The best interview processes emphasize objectivity and tries to keep the guesswork out of the process.
The best interviews have a set of questions prepared in advance. These questions are used by all interviewers. The questions should center on work related issues and how the candidate would respond to problem solving situations. Simulating day-to-day tasks and how the candidate will respond is an excellent way to gauge strengths and weaknesses in the real life environment.
Keep an open mind and focus on the skills the candidate brings to the interview process. A candidate who may have been a good fit for one company does not necessarily mean they would fit well at the next company.
Best Practices for College Recruiting
Some companies have found the college campuses as the best source of finding a strong candidate pool. Successful college recruiting focuses on the long term and not just the short term for results. The key to success with college recruiting is establishing and maintaining a relationship with the college Career Office. These offices will most likely offer career fairs, on-campus recruiting, job postings and other services.
Be sure to select colleges that offer majors that fit your needs. Also consider the quality of their programs and the location of the college.
Social Media in Recruiting
In this age of instant communications, social media is playing a greater role in recruiting management candidates. More companies are recognizing the value of social media in building their employer brand in the minds of potential candidates. These companies know they need to connect to the Millennial Generation to drive interest in career opportunities. So you need to connect with the media these young people use the most- social media.
- Your company should create and maintain Facebook, Twitter and Google company profiles.
- Keep it personal – have contacts established on these social media sites and respond when questions or inquiries occur.
- Keep your company information and job opportunities up to date.
- Provide some insight into your company not found anywhere else.
- Sell them the sizzle of why they should work for your company.
- An added benefit is it’s a relatively low cost form of recruiting.
When developing your recruitment strategy, take into account the use of social media and see if it would make sense. It should add value to your recruitment effort and provide an avenue to develop your candidate base.
A Few Additional Tips for Recruiting Store Management
- Have a well-defined benefits package prepared and be able to cover the key points during the interview process.

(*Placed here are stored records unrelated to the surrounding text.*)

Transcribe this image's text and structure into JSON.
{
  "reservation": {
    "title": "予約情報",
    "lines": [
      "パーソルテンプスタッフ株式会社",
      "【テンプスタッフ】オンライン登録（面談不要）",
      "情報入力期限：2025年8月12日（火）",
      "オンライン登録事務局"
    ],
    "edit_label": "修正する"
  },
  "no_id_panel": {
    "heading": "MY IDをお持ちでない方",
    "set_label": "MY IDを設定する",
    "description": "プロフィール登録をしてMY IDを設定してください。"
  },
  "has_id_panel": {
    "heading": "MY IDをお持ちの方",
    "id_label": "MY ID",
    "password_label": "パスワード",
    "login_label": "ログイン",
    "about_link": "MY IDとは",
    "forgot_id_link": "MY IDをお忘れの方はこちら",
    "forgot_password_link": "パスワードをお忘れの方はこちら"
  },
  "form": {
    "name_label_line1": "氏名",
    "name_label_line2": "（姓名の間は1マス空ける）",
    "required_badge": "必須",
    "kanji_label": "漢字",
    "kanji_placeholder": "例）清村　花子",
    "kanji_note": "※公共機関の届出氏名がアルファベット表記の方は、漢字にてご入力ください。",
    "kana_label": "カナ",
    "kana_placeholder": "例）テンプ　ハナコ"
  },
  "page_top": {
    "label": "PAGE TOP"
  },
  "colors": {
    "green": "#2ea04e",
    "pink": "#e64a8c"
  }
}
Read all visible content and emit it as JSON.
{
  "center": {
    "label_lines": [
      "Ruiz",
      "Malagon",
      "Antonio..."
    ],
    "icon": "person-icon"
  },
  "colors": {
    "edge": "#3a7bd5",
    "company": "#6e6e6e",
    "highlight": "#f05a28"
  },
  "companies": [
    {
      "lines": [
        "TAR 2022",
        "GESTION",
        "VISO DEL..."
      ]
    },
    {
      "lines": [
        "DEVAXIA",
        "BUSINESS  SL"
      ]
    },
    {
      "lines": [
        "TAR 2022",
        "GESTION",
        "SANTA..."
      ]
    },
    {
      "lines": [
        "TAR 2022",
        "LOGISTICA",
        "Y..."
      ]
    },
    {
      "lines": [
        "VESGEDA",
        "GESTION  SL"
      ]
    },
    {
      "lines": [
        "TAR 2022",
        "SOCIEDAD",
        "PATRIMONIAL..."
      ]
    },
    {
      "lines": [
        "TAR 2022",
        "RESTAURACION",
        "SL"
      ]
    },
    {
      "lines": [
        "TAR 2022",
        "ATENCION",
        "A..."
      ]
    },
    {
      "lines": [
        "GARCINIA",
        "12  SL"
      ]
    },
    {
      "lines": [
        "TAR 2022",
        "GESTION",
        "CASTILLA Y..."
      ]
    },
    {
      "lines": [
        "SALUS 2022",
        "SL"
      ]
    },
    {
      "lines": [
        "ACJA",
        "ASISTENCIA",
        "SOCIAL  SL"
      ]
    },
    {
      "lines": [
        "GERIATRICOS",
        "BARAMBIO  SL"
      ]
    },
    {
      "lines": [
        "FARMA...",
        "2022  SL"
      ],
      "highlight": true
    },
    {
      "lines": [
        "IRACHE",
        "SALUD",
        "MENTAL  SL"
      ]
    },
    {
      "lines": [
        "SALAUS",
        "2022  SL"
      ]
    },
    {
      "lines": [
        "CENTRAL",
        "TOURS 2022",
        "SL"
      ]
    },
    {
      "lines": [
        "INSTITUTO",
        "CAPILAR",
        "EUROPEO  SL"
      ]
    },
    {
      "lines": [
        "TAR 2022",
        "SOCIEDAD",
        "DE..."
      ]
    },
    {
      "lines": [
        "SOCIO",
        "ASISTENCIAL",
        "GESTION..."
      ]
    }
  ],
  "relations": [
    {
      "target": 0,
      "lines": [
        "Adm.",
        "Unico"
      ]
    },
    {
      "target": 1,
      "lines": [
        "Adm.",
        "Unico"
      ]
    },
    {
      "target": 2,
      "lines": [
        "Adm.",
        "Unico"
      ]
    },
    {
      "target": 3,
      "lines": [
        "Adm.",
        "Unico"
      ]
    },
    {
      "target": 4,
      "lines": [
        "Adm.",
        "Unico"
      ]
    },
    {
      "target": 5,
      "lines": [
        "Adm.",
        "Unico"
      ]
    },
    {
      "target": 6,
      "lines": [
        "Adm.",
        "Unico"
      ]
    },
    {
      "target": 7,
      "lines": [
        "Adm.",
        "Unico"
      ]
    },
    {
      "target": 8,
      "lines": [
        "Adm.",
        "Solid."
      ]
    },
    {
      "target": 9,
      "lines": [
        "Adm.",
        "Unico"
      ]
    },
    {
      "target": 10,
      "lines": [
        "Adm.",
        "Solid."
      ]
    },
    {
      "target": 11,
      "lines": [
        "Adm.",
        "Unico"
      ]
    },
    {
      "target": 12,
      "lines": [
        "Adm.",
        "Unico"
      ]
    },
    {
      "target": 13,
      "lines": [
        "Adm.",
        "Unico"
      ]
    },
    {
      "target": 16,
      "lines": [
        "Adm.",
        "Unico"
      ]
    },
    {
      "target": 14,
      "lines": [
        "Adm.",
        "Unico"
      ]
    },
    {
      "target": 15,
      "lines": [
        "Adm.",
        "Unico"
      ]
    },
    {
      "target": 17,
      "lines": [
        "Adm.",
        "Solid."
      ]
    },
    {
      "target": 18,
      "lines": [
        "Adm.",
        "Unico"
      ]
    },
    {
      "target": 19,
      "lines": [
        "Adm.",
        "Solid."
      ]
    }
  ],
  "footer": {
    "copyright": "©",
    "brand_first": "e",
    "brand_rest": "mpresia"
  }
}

- Take note of the candidates’ communication skills both written and verbal.
- Written: Resume, emails, etc
- Verbal: Phone conversations, interview proces
- Keep your website up to date and curren
- Check References – Actually take time to check out references. Even though they may not be able to provide much information, listen to their tone and how they might express their responses. This can provide insight into the candidate
- Most importantly, know what your competition is offering. Do a little research and investigation to know what the competition is offering to sell their sizzle. What do you offer that your competition doesn’t?
Excerpted from Determining Potential Career Paths for New Hires; Refining the On-Boarding Process, 2014, National Grocers Association. Written by Paul Adams, Paul Adams and Associates.
Paul Adams, President, Paul Adams & Associates, firstname.lastname@example.org